But Patterson warned yesterday that Caricom could end up holding Aristide’s government at arms length if the Jamaica talks fail to achieve tangible results. “We are .making it clear that the consequence of a failure (by Aristide) to respond positively to the proposals we have made would result in our considering whether Haiti is in compliance with (Caricom’s) Charter for Civil Society,” said Patterson.


Additionally, if Haiti failed to implement the resolution of the Organisation of American States’ resolutions – calling for a legitimate election council and democratic elections – then, Patterson said, “we certainly would have to be looking within that body (for) what sanctions should be applied, and President Aristide in those circumstances could not count on the support of Caricom”.


Caricom has in the past strongly criticised the withholding of economic aid from Haiti by multilateral institutions, which claim that the government has not done enough to reform its economy and to strengthen civil society. But more recently, statements by Caricom, which Haiti joined in 1997, have grown sharper on the need for Haiti to solve its problems although they have not been condemnatory of Haiti.


Yesterday’s remarks by Patterson have been the most forthright yet.

Referring to critics of Caricom’s policy on Haiti, Patterson said: “There has been a perception in certain quarters in Haiti that Caricom backs President Aristide, regardless. This is not so. Haiti is a member of the OAS. They have passed resolutions in the OAS, and we expect President Aristide to comply with them.”
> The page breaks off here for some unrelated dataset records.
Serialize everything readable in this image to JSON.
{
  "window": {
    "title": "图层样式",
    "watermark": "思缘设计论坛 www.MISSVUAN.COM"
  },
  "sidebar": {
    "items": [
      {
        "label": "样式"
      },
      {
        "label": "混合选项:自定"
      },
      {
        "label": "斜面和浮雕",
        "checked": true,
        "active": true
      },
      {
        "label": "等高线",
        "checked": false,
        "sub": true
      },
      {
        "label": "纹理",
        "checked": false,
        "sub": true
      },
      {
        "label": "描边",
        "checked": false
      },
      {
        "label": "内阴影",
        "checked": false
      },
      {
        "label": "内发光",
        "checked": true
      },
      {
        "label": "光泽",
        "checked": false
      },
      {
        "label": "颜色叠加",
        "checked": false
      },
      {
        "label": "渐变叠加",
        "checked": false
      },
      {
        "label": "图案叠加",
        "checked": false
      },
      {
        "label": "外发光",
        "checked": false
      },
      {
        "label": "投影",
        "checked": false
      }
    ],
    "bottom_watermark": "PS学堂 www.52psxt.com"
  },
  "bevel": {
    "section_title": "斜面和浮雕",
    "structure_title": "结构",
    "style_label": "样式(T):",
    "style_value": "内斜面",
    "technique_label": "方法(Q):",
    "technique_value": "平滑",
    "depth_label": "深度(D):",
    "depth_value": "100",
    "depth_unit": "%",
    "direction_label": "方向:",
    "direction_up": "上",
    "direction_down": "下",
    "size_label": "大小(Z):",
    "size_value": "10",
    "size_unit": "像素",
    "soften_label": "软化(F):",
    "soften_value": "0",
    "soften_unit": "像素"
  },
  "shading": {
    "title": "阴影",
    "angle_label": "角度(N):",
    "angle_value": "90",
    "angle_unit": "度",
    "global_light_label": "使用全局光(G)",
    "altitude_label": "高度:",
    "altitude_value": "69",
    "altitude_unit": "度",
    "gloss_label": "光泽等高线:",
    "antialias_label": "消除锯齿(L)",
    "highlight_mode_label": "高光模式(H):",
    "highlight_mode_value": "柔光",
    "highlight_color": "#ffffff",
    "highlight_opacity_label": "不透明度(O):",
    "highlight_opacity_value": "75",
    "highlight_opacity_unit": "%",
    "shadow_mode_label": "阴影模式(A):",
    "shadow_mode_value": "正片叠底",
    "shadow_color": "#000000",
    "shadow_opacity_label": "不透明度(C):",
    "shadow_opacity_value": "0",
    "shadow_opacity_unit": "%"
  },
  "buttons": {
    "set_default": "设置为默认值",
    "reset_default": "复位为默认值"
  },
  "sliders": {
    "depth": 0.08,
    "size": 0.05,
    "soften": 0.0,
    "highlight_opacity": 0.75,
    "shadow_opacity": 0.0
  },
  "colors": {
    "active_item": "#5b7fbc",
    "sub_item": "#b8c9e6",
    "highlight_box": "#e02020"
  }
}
Patterson, in what amounted to an unprecedented criticism of a fellow Caricom member, also made a pointed reference to rights abuses in Haiti. “We are insisting that those who are held in arbitrary detention should be released, and particularly a number of students who have been held in custody since the events of the 5th of December, we also feel that they should be released,” he said.